6 Really Cool APIs to Have Fun With

January 1, 2020

Some of the most fun I've had with Javascript has involved combining publicly available APIs in interesting ways.

The instant gratification of APIs got me hooked on hobby projects and helped me learn Javascript without even realizing it. If you have an itch to make something or expand your knowledge but don't know what to build, experimenting with APIs is a great place to start.

Here are some of the publically accessible APIs that I've played with for inspiration.

1. Lob API

What is Lob?

Lob is snail mail as a service. Lob enables postcards, letters, invoices, and checks to be sent programmatically.

I live in a tiny apartment and refuse to get a printer because they take up a lot of space. I only need to print like 5 documents a year. So I started using Lob as a proxy for printing. I issue a POST request to lob's /letters endpoint with a url to your document, and I get a printout in the mail a few days later.

I think there's a lot of fun to be had with APIs that provide a physical service.

Lob can print and ship PDF and html documents and is pretty cheap (pricing starts around $1 + 10 cents a page).

2. Scale API 

Scale is kind of like a Amazon Mechanical Turk with a smooth API reminiscent of Stripe.

Those tasks that can't be automated you can break down into units and delegate to Scale's mercenary workforce. Need a human to scan a comment and tell you whether it's spam? With Scale it's just a matter of issuing a post request with the task details and deadline. There is something very appealing about an API for human intelligence tasks.

To use Scale's API you need to be pretty granular about the task. For example, I used Scale to handle exceptions when scrapings Amazon product pages. When the scraper couldn't find the information it was looking for, my application would create a new Scale task asking a laborer to look at the product page and check to see if the information was presented differently.

Some human intelligence tasks can't easily be broken into discrete units. Such tasks aren't well-suited to Scale. Also, Scale isn't cheap and tasks are obviously not completed instantaneously. When you create a task you provide a webhook URL that gets pinged when the task is done.

3. Gmail API

Gmail's API was a bitch to work with. It has lots of quirks and authorization via service accounts vs tokens was poorly documented.
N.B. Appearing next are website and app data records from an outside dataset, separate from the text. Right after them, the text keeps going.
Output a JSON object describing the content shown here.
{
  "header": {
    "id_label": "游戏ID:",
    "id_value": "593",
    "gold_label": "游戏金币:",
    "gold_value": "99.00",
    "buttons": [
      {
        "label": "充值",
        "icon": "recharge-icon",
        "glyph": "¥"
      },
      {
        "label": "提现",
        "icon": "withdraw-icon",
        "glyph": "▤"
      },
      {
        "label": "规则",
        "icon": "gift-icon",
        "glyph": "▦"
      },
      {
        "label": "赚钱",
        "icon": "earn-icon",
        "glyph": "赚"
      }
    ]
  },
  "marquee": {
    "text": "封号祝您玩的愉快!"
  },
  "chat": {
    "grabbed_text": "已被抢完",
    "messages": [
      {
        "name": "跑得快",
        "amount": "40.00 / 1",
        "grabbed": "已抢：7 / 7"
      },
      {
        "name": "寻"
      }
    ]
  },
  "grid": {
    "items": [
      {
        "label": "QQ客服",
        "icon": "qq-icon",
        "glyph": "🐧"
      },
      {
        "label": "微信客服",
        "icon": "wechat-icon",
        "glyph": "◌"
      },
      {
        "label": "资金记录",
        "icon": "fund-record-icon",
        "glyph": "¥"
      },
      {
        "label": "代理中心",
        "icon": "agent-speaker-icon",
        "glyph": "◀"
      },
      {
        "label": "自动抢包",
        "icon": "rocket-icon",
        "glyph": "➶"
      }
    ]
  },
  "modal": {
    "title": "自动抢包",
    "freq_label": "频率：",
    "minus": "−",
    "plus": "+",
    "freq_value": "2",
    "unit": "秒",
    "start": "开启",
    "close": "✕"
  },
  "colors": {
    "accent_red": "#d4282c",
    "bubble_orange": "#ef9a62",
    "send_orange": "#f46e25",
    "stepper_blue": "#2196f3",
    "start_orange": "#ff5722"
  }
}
However, once you're up and running it was a blast to use Gmail's API.

I wanted to use the Gmail api to programmatically filter all messages that aren't from actual people. At the time I had 5000+ unread messages. It was just too painful to sift through them. So I made a more aggressive version of what Gmail already does with the Promotions tab.

4. Google's Unofficial Autosuggest API

Google has slowly sunsetted programmatic access to their search results pages. The Google search API is slowly being phased out and was prohibitively expensive to begin with.

You know when you starting typing a query Google lists some best guesses about what you're after in the search input field? You can unofficially fetch these suggestions.

My use case was hunting for available exact match domain names based on some seed keyword. So if you were interested in antique cars, you'd start with that keyword, fetch the suggestions from Google's undocumented autosuggest API and then run each suggestion against a domain registrar for availability.

5. Skyscanner API

Google Flights API shutdown recently with little advanced warning.

It's surprisingly difficult to find reliable flight information if you don't have deep pockets and aren't a big brand.

Skyscanner's API is one of the few remaining ways for the hobbyist to gain access to flight information.

6. Chromeless With AWS Lambda

The folks behind Graph.Cool developed Chromeless to solve the problem of headless browsing encapsulated by a lambda function.

Maybe you've heard of Nightmare.js?

Nightmare is a wrapper around electron with a nice, chainable API that lets you programmatically do things in a browser window. Some of nightmare's use-cases are application testing, screenshotting, scraping, etc. It's trivially easy to navigate to an arbitrary web page with nightmare and take a screenshot.

Running nightmare locally is straightforward but it's a pain to run on AWS, Digital Ocean, etc. It would be much cleaner to run nightmare in lambda than a customized EC2 instance or Digital Ocean droplet. The problem is nightmare's dependency on electron which results in a massize bundle size.

Chromeless solves this problem by duplicating nightmare's slick API but instead depends on chromium instead of electron.

The crazy thing is that you don't even need to run a specific sequence of commands in a lambda function.

Chromeless enables you to deploy a remote client that will execute any command you send it. On your local machine or web server you establish a WebSocket connection with your remote lambda client and start issuing commands. Behind the scenes theses commands are sent to your Chromeless remote as JSON.

6. Twilio

Twilio belongs on this list because there are all sorts of cool things you can do by interfacing with SMS. I started experimenting with Twilio to send myself SMS reminders.